Daniel Jacobs arrived Saturday evening to T-Mobile Arena as the bigger, stronger boxer after violating a contractual re-hydration clause ahead of his middleweight unification title bout against Saul “Canelo” Alvarez.
Alvarez left T-Mobile Arena on Saturday night as the better boxer.
With a unanimous decision victory and three championship belts to show for it.
Alvarez continued his reign over the middleweight division in decisive fashion Saturday night, unifying the WBC, WBA and IBF titles with a 116-112, 115-113, 115-13 win over Jacobs. The 28-year old Mexican superstar dominated the early portion of the fight and survived a late flurry from Jacobs — extending his unbeaten streak to 11.
Proving he is, undoubtedly, the world’s best middleweight before an announced crowd of 20,203.
“It’s just what we thought,” Alvarez said through an interpreter. “We knew he would be a difficult fighter, but we did things the right way. The way we were supposed to. It was just what we thought. We did our job.”
Both fighters made the 160-pound weight limit Friday afternoon, but Jacobs weighed 173.6 pounds at the second weigh-in Saturday morning — subjecting himself to considerable fines for ignoring the contractual 170-pound plateau.
He was considerably bigger Saturday night than Alvarez. But Alvarez was considerably more tactical.
Considerably more precise over the course of their 12-round title affair.
Alvarez (52-1-2, 35 knockouts) dictated pace and tempo, and connected with more punches in nine of 12 rounds despite attempting nearly 200 fewer throughout the fight. He worked the middle of the ring early and threw more potent jabs and power punches to the face and body while Jacobs struggled to find his footing.
“It took a couple rounds to get my wits about me and figure out his rhythm,” Jacobs said. “He’s a pot shooter. I felt I gave a enough to get the victory. … I got the short end of the stick.”

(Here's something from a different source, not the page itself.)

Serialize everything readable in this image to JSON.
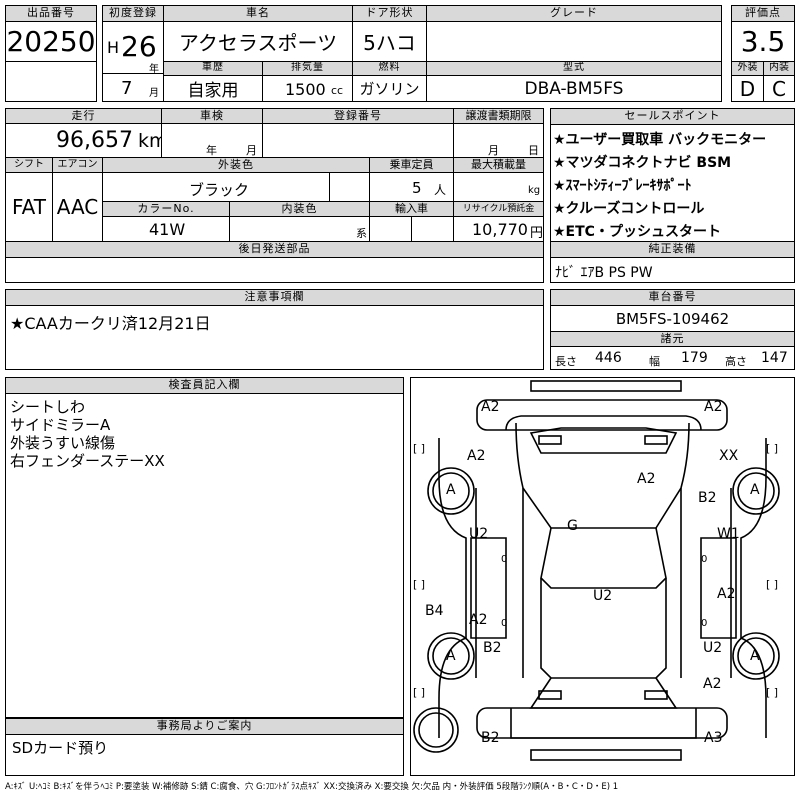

Jacobs (35-3, 29 KOs) indeed discovered a rhythm toward the middle of the fight, and threw more punches over the final six rounds. But Alvarez relied on his defense, evading power shot after power shot while landing 188 punches to Jacobs’ 131.
“I have to go back to look at the tapes to see exactly what the judges thought,” Jacobs said. “They said to me, that I was up, so I was still pushing forward because I wanted to finish strong. He’s a tremendous champion, and I tip my hat to him. I gave my all out there.”
Alvarez has middleweight title victories over Miguel Cotto, Liam Smith, Gennady Golovkin and now Jacobs to his name, and has laid the best in the division to waste since losing to Floyd Mayweather in 2013.
He’s promised to fight the best in the world.
He’s beat the best in the world.
He may very well be the best in the world.
Time to figure out whom to fight next.
“Who do you want? I’m looking for the biggest challenge,” Alvarez said. “That’s all I want. I’m looking for the biggest challenge. … I was born to fight and defend what’s mine.”